__EXERCISE DESCRIPTION__: Could you report every line from the entries that includes the word "your"?

__RECORDS FOR THIS TASK__:

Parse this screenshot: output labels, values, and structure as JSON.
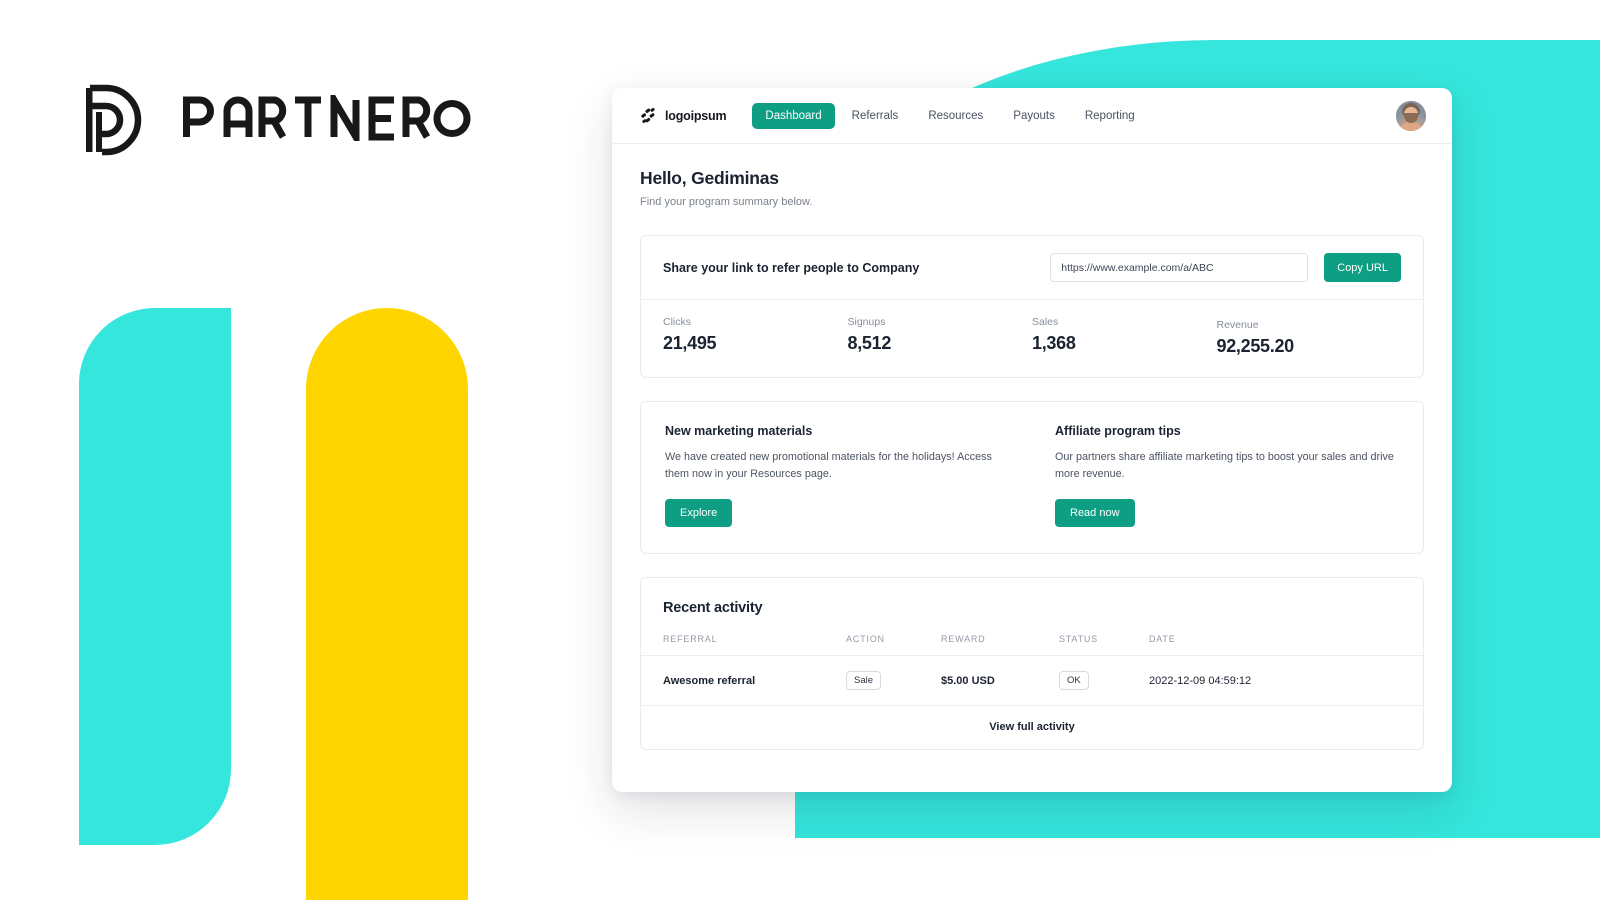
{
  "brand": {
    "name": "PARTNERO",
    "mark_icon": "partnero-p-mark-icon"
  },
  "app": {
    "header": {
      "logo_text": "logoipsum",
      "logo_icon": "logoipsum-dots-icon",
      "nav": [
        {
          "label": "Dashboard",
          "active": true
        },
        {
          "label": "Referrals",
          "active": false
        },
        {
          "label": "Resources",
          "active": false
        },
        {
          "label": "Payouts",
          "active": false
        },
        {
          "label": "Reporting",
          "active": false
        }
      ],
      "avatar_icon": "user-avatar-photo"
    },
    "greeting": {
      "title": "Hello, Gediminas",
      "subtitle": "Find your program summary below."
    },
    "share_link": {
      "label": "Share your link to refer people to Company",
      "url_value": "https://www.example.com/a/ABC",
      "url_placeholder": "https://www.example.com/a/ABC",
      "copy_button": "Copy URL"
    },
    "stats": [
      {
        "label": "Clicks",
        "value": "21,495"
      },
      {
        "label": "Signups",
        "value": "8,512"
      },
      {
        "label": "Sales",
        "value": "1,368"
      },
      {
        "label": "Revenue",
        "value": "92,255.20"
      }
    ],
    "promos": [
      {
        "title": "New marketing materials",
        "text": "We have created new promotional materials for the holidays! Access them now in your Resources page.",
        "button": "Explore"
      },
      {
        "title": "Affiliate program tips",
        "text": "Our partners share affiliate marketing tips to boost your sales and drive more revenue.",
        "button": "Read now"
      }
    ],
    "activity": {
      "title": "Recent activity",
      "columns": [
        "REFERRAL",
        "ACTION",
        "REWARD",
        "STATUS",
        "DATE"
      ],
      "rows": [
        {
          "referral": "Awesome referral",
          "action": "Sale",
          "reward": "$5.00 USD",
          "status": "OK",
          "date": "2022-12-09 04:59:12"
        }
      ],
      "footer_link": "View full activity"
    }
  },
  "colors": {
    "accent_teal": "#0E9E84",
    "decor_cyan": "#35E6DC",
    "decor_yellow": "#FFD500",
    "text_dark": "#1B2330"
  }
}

__ANSWER SECTION__:
      "subtitle": "Find your program summary below."
      "label": "Share your link to refer people to Company",
        "text": "We have created new promotional materials for the holidays! Access them now in your Resources page.",
        "text": "Our partners share affiliate marketing tips to boost your sales and drive more revenue.",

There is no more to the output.